In 2015, the Taipei Fine Arts Museum staged Animal Farm: The Paintings of Su Wong-shen, a complete retrospective of his 40 years of creative career. Later in 2018, before the launch of Wandering Land: Solo Exhibition of Su Wongshen at Shanghai’s Long Museum, the Zuoying military village was made into a cultural park. He vented the sadness of leaving the village into The Relocation Trilogy, which heralded yet another stage for his creation. Now SU resides in a place looking out to Anping Harbor. The fenced off world of the village is substituted by the open ocean skyline. The two Harborside paintings are snippets of life captured by him overlooking the boats and his surroundings. Wandering Land is inspired by Yuguang Island where SU takes his walks and bikes along the sea dike. Wetland No More and Water Village are depictions of the sceneries along the coast of Jiayi and Tainan. For instance, the bamboo poles, erected in the fish farms and wetlands that often have water birds perched on them, are turned into symbols in the paintings.
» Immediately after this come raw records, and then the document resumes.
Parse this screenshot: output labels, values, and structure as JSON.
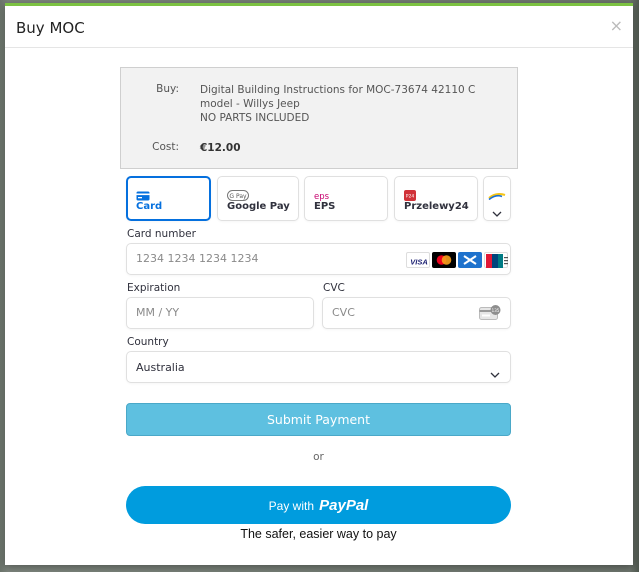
{
  "modal": {
    "title": "Buy MOC",
    "close_glyph": "×"
  },
  "summary": {
    "buy_label": "Buy:",
    "buy_line1": "Digital Building Instructions for MOC-73674 42110 C model - Willys Jeep",
    "buy_line2": "NO PARTS INCLUDED",
    "cost_label": "Cost:",
    "cost_value": "€12.00"
  },
  "payment_methods": [
    {
      "label": "Card",
      "icon": "credit-card-icon",
      "active": true
    },
    {
      "label": "Google Pay",
      "icon": "google-pay-icon",
      "icon_text": "G Pay",
      "active": false
    },
    {
      "label": "EPS",
      "icon": "eps-icon",
      "icon_text": "eps",
      "active": false
    },
    {
      "label": "Przelewy24",
      "icon": "p24-icon",
      "icon_text": "P24",
      "active": false
    },
    {
      "label": "",
      "icon": "more-methods-icon",
      "active": false
    }
  ],
  "card_form": {
    "card_number_label": "Card number",
    "card_number_placeholder": "1234 1234 1234 1234",
    "expiration_label": "Expiration",
    "expiration_placeholder": "MM / YY",
    "cvc_label": "CVC",
    "cvc_placeholder": "CVC",
    "cvc_icon_text": "135",
    "country_label": "Country",
    "country_value": "Australia",
    "card_brands": [
      "visa-logo",
      "mastercard-logo",
      "amex-logo",
      "unionpay-logo"
    ],
    "visa_text": "VISA"
  },
  "actions": {
    "submit_label": "Submit Payment",
    "or_text": "or",
    "paypal_paywith": "Pay with",
    "paypal_brand_pay": "Pay",
    "paypal_brand_pal": "Pal",
    "paypal_tagline": "The safer, easier way to pay"
  },
  "colors": {
    "accent_green": "#7cc242",
    "stripe_blue": "#0570de",
    "submit_bg": "#5ec0e0",
    "paypal_blue": "#009cde"
  }
}
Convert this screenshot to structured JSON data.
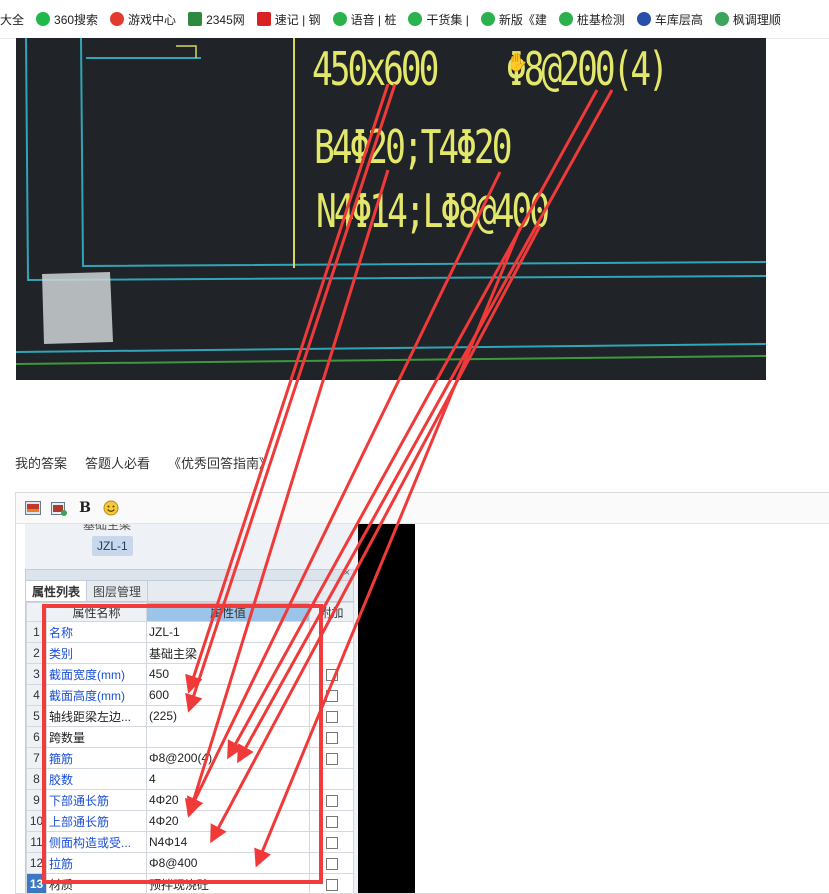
{
  "bookmarks": [
    {
      "label": "大全",
      "icon": "none",
      "color": "#ffffff"
    },
    {
      "label": "360搜索",
      "icon": "search-360-icon",
      "color": "#1fb84a"
    },
    {
      "label": "游戏中心",
      "icon": "game-center-icon",
      "color": "#e23b2e"
    },
    {
      "label": "2345网",
      "icon": "site-2345-icon",
      "color": "#2d8a3e"
    },
    {
      "label": "速记 | 钢",
      "icon": "ck-icon",
      "color": "#d92121"
    },
    {
      "label": "语音 | 桩",
      "icon": "wechat-icon",
      "color": "#2bb24c"
    },
    {
      "label": "干货集 |",
      "icon": "wechat-icon",
      "color": "#2bb24c"
    },
    {
      "label": "新版《建",
      "icon": "wechat-icon",
      "color": "#2bb24c"
    },
    {
      "label": "桩基检测",
      "icon": "wechat-icon",
      "color": "#2bb24c"
    },
    {
      "label": "车库层高",
      "icon": "share-icon",
      "color": "#2a4fa8"
    },
    {
      "label": "枫调理顺",
      "icon": "shield-icon",
      "color": "#3ba55c"
    }
  ],
  "cad": {
    "section": "450x600",
    "stirrup": "Φ8@200(4)",
    "long_bars": "B4Φ20;T4Φ20",
    "side_bars": "N4Φ14;LΦ8@400"
  },
  "answer_tabs": [
    "我的答案",
    "答题人必看",
    "《优秀回答指南》"
  ],
  "editor": {
    "toolbar": [
      "image-icon",
      "insert-image-icon",
      "bold-icon",
      "emoji-icon"
    ],
    "bold_label": "B"
  },
  "software": {
    "tree_node_label": "基础主梁",
    "selected_item": "JZL-1",
    "panel_close": "×",
    "tabs": [
      "属性列表",
      "图层管理"
    ],
    "columns": {
      "name": "属性名称",
      "value": "属性值",
      "extra": "附加"
    },
    "rows": [
      {
        "num": "1",
        "name": "名称",
        "value": "JZL-1",
        "blue": true,
        "check": false
      },
      {
        "num": "2",
        "name": "类别",
        "value": "基础主梁",
        "blue": true,
        "check": false
      },
      {
        "num": "3",
        "name": "截面宽度(mm)",
        "value": "450",
        "blue": true,
        "check": true
      },
      {
        "num": "4",
        "name": "截面高度(mm)",
        "value": "600",
        "blue": true,
        "check": true
      },
      {
        "num": "5",
        "name": "轴线距梁左边...",
        "value": "(225)",
        "blue": false,
        "check": true
      },
      {
        "num": "6",
        "name": "跨数量",
        "value": "",
        "blue": false,
        "check": true
      },
      {
        "num": "7",
        "name": "箍筋",
        "value": "Φ8@200(4)",
        "blue": true,
        "check": true
      },
      {
        "num": "8",
        "name": "胶数",
        "value": "4",
        "blue": true,
        "check": false
      },
      {
        "num": "9",
        "name": "下部通长筋",
        "value": "4Φ20",
        "blue": true,
        "check": true
      },
      {
        "num": "10",
        "name": "上部通长筋",
        "value": "4Φ20",
        "blue": true,
        "check": true
      },
      {
        "num": "11",
        "name": "侧面构造或受...",
        "value": "N4Φ14",
        "blue": true,
        "check": true
      },
      {
        "num": "12",
        "name": "拉筋",
        "value": "Φ8@400",
        "blue": true,
        "check": true
      },
      {
        "num": "13",
        "name": "材质",
        "value": "预拌现浇砼",
        "blue": false,
        "check": true
      }
    ]
  },
  "colors": {
    "cad_text": "#e4e86a",
    "arrow": "#f03a3a",
    "highlight_box": "#f23b3b",
    "selected_row": "#3a78c2"
  }
}
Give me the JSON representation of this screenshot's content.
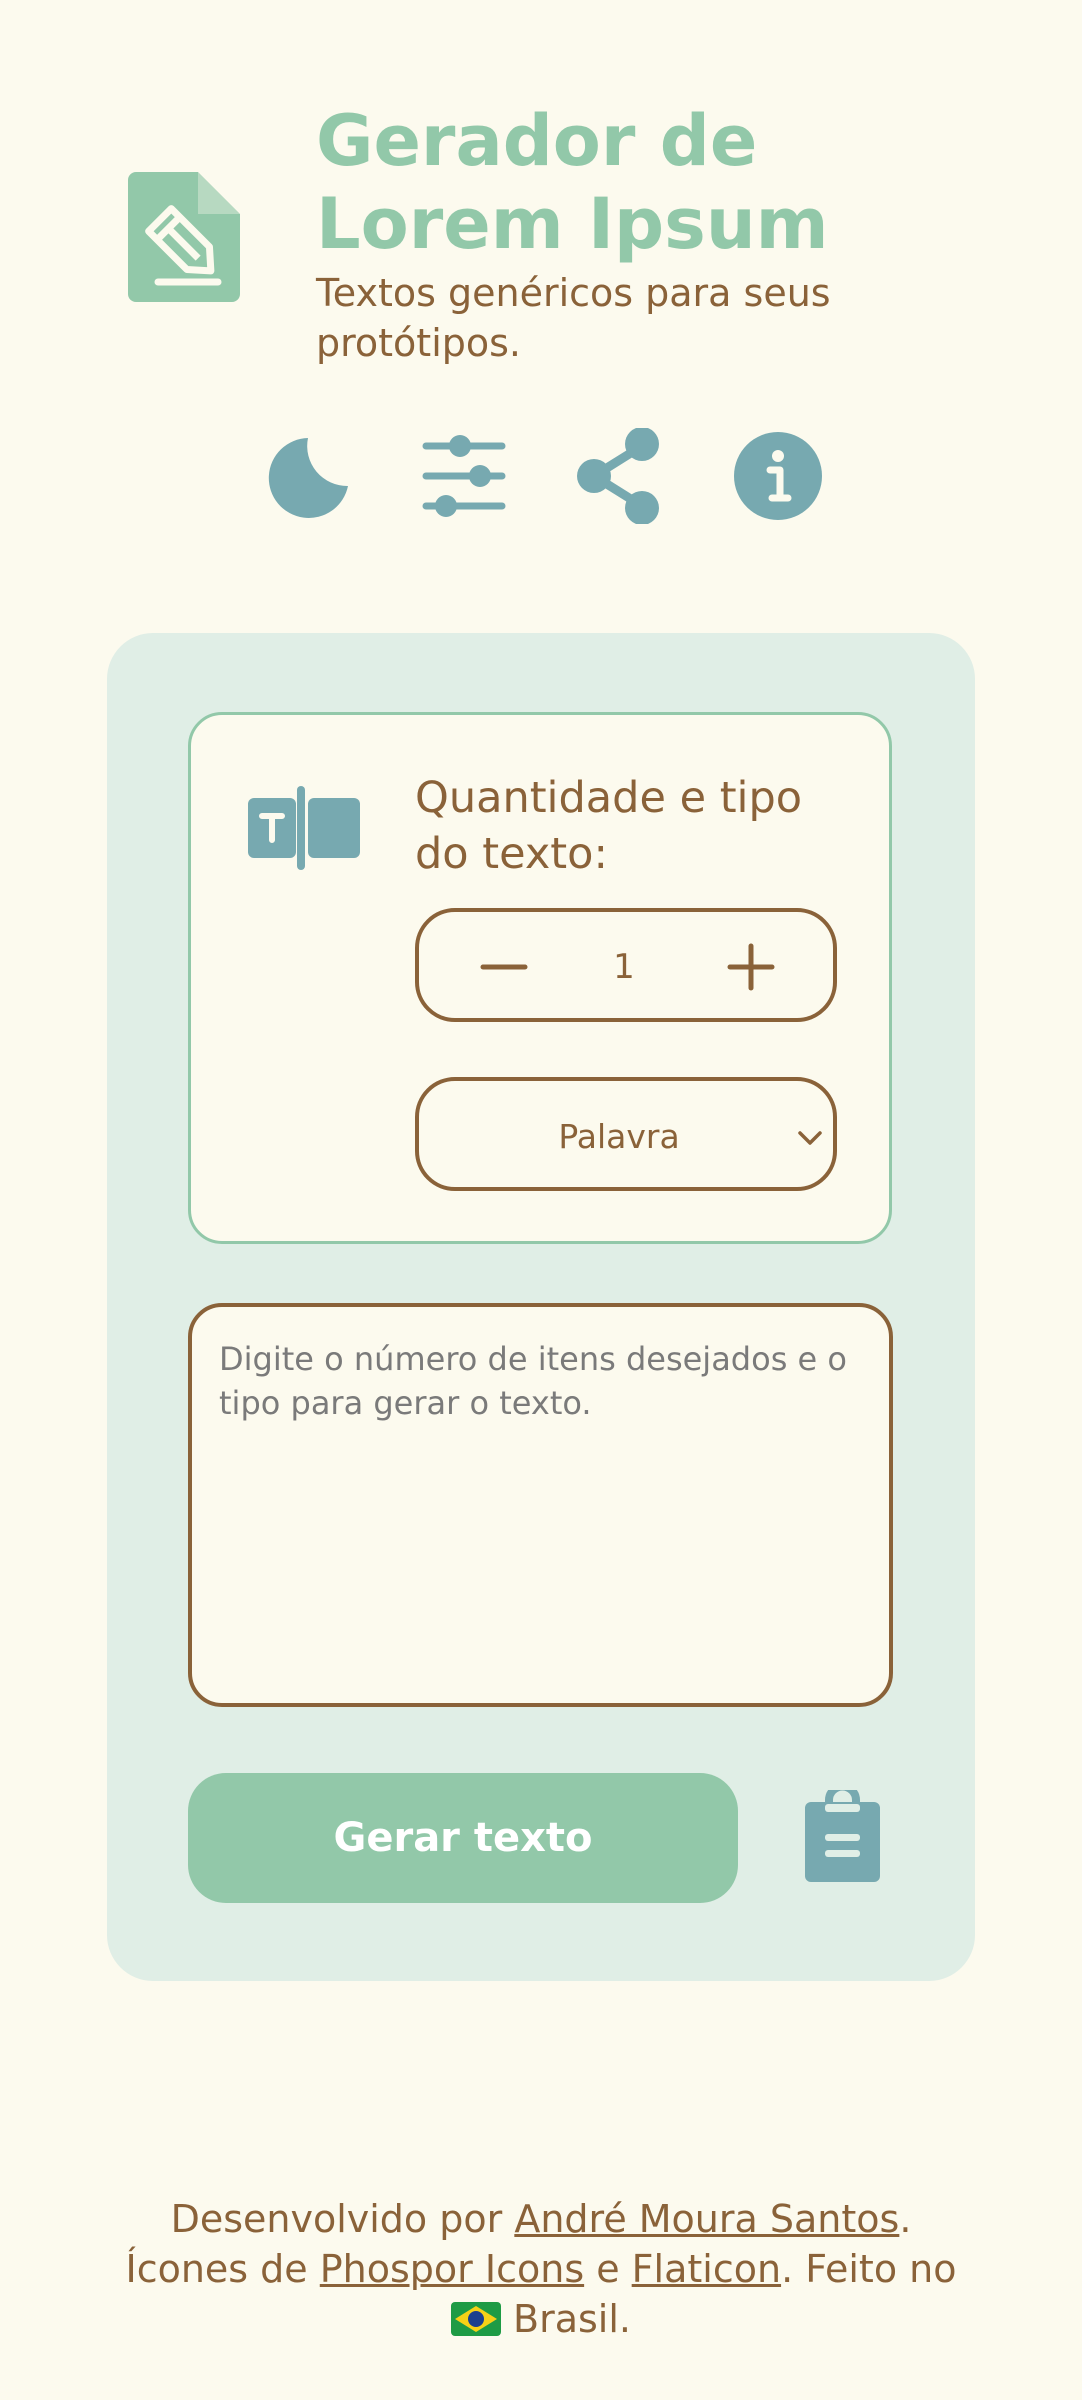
{
  "header": {
    "title": "Gerador de Lorem Ipsum",
    "subtitle": "Textos genéricos para seus protótipos."
  },
  "toolbar": {
    "icons": [
      "moon-icon",
      "sliders-icon",
      "share-icon",
      "info-icon"
    ]
  },
  "settings": {
    "label": "Quantidade e tipo do texto:",
    "quantity": "1",
    "type_selected": "Palavra"
  },
  "output": {
    "placeholder": "Digite o número de itens desejados e o tipo para gerar o texto."
  },
  "actions": {
    "generate_label": "Gerar texto"
  },
  "footer": {
    "developed_by": "Desenvolvido por ",
    "author": "André Moura Santos",
    "period1": ".",
    "icons_from": "Ícones de ",
    "phosphor": "Phospor Icons",
    "and": " e ",
    "flaticon": "Flaticon",
    "made_in": ". Feito no",
    "country": "Brasil."
  },
  "colors": {
    "background": "#fcfaee",
    "green": "#92c8a9",
    "teal": "#77a9b0",
    "brown": "#8a6239",
    "card": "#e0eee6"
  }
}
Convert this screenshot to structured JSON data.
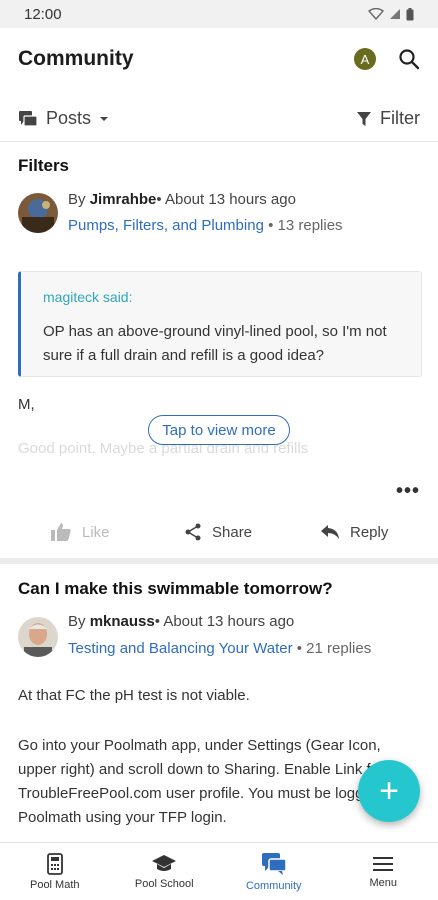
{
  "status_bar": {
    "time": "12:00"
  },
  "app_bar": {
    "title": "Community",
    "avatar_initial": "A"
  },
  "sub_bar": {
    "posts_label": "Posts",
    "filter_label": "Filter"
  },
  "post1": {
    "title": "Filters",
    "by": "By",
    "author": "Jimrahbe",
    "time": "• About 13 hours ago",
    "category": "Pumps, Filters, and Plumbing",
    "replies": "• 13 replies",
    "quote_author": "magiteck said:",
    "quote_text": "OP has an above-ground vinyl-lined pool, so I'm not sure if a full drain and refill is a good idea?",
    "body_line1": "M,",
    "body_faded": "Good point. Maybe a partial drain and refills",
    "tap_more": "Tap to view more",
    "like": "Like",
    "share": "Share",
    "reply": "Reply"
  },
  "post2": {
    "title": "Can I make this swimmable tomorrow?",
    "by": "By",
    "author": "mknauss",
    "time": "• About 13 hours ago",
    "category": "Testing and Balancing Your Water",
    "replies": "• 21 replies",
    "para1": "At that FC the pH test is not viable.",
    "para2": "Go into your Poolmath app, under Settings (Gear Icon, upper right) and scroll down to Sharing. Enable Link from TroubleFreePool.com user profile. You must be logged into Poolmath using your TFP login."
  },
  "fab": {
    "icon": "+"
  },
  "bottom_nav": [
    {
      "label": "Pool Math",
      "icon": "calculator-icon"
    },
    {
      "label": "Pool School",
      "icon": "graduation-cap-icon"
    },
    {
      "label": "Community",
      "icon": "chat-icon"
    },
    {
      "label": "Menu",
      "icon": "menu-icon"
    }
  ],
  "colors": {
    "accent": "#2f6dbd",
    "fab": "#26c6cf",
    "quote_author": "#2fa8b8"
  }
}
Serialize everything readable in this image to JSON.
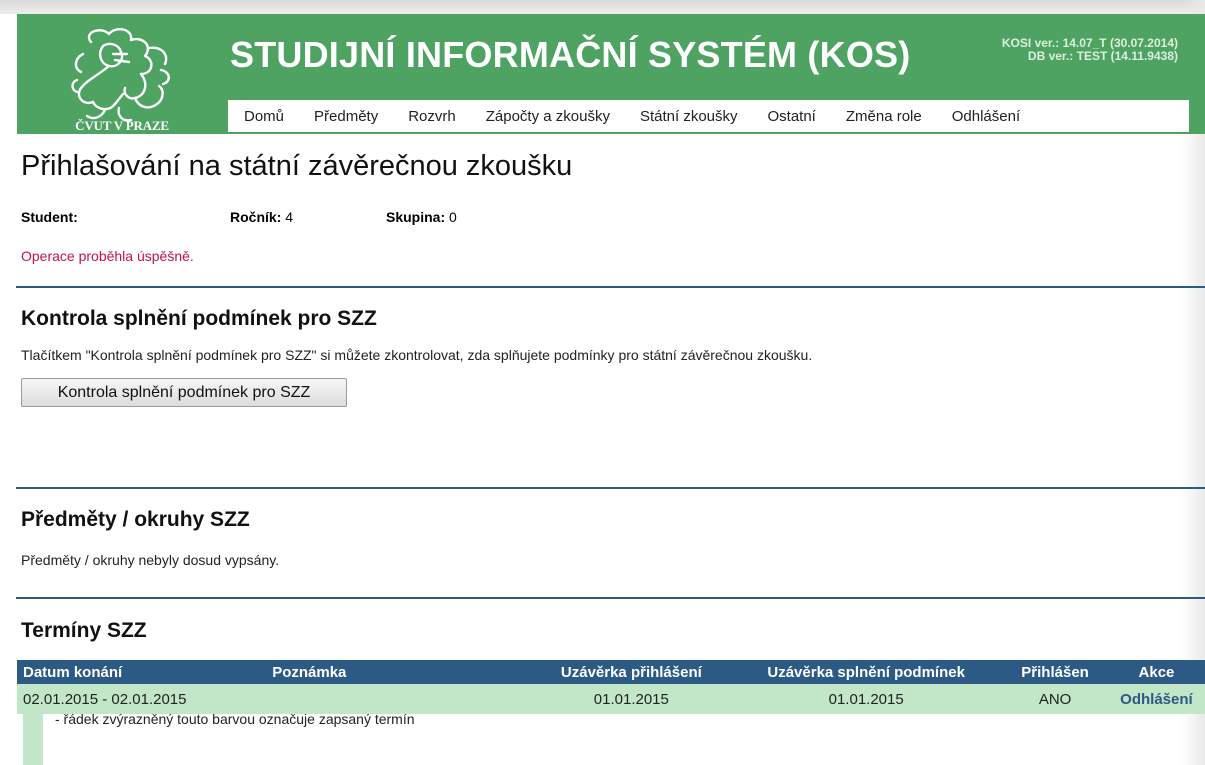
{
  "header": {
    "logo_text": "ČVUT V PRAZE",
    "title": "STUDIJNÍ INFORMAČNÍ SYSTÉM (KOS)",
    "version_line1": "KOSI ver.: 14.07_T (30.07.2014)",
    "version_line2": "DB ver.: TEST (14.11.9438)",
    "header_color": "#4ea363"
  },
  "nav": {
    "items": [
      "Domů",
      "Předměty",
      "Rozvrh",
      "Zápočty a zkoušky",
      "Státní zkoušky",
      "Ostatní",
      "Změna role",
      "Odhlášení"
    ]
  },
  "page": {
    "title": "Přihlašování na státní závěrečnou zkoušku",
    "student_label": "Student:",
    "rocnik_label": "Ročník:",
    "rocnik_value": "4",
    "skupina_label": "Skupina:",
    "skupina_value": "0",
    "success_message": "Operace proběhla úspěšně.",
    "success_color": "#c0134c"
  },
  "check_section": {
    "title": "Kontrola splnění podmínek pro SZZ",
    "description": "Tlačítkem \"Kontrola splnění podmínek pro SZZ\" si můžete zkontrolovat, zda splňujete podmínky pro státní závěrečnou zkoušku.",
    "button_label": "Kontrola splnění podmínek pro SZZ"
  },
  "subjects_section": {
    "title": "Předměty / okruhy SZZ",
    "message": "Předměty / okruhy nebyly dosud vypsány."
  },
  "terms_section": {
    "title": "Termíny SZZ",
    "columns": {
      "datum": "Datum konání",
      "poznamka": "Poznámka",
      "uzaverka_prihlaseni": "Uzávěrka přihlášení",
      "uzaverka_podminek": "Uzávěrka splnění podmínek",
      "prihlasen": "Přihlášen",
      "akce": "Akce"
    },
    "rows": [
      {
        "datum": "02.01.2015 - 02.01.2015",
        "poznamka": "",
        "uzaverka_prihlaseni": "01.01.2015",
        "uzaverka_podminek": "01.01.2015",
        "prihlasen": "ANO",
        "akce": "Odhlášení"
      }
    ],
    "legend_text": "- řádek zvýrazněný touto barvou označuje zapsaný termín",
    "highlight_color": "#c2e6c8",
    "header_color": "#2c5a85"
  }
}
Most of his post-2020 works are connected to the pandemic. Dear Diary sees him painting the acrylic partitions like revolving doors, while the big glowing screen hints at the life of people staring at the computer for work and for school during the pandemic, and the balloons emerging from the sluice gate suggest the helplessness faced by farmlands in southern Taiwan during the water shortage. Enclose, Distancing and Bubble Life relate to the social distancing for pandemic prevention—playgrounds are taped off, animals are social distancing or kept in bubbles for safety reasons. “In the last couple of years, everyone’s life has been tense. The weather is a mess, the pandemic is a mess, people are a mess. I just want everyone to relax a little bit,” said SU in his usual sense of humor.

“Art is closely tied to everyday life. I receive a lot of information and feelings in my life, and it takes time to extract and digest them before they can be turned into artworks.” The relocations of SU’s studio grant his paintings with different looks. What remains unchanged is that animals continue to be a representation of human society and an emotional medium through which SU shows his care for the world around him.

From Tamsui in New Taipei to Zuoying in Kaohsiung, the world of images of Taiwanese artist SU Wong-shen (b. 1956) is essentially centered on his home.  Beyond the trends of shock-value aesthetics and grand narratives, SU’s works illustrate that an understated humorous tone and quirky artistic expression evolved from regularity is a desirable approach for stirring local identity and establishing a set of local aesthetics.

His distinct bird’s-eye view technique gives an extraordinary visual imagery to his panoramic scenes or narratives. The settings of his work creates a trans-conceptual space, where the various visual variations experienced in flying or soaring impart movement within stillness, and where the center is in all places at all times and any single subject can be the subject of interest.

SU makes frequent use of iconographic symbols, such as animals and trees, while the center of his interest has always been playing with textures. These elements form a habitable and playable perceptual space balanced by a rational allegory and calm tones. Via the actions and composition of the animals, the artist brings the relationship between human beings and their environment to a metaphoric and poetic level.

His artistic accomplishments are ultimately not manifested in the application of trendy concepts or strategic manipulations, but are determined by the employment of alternative thinking and distinctly independent artistic language.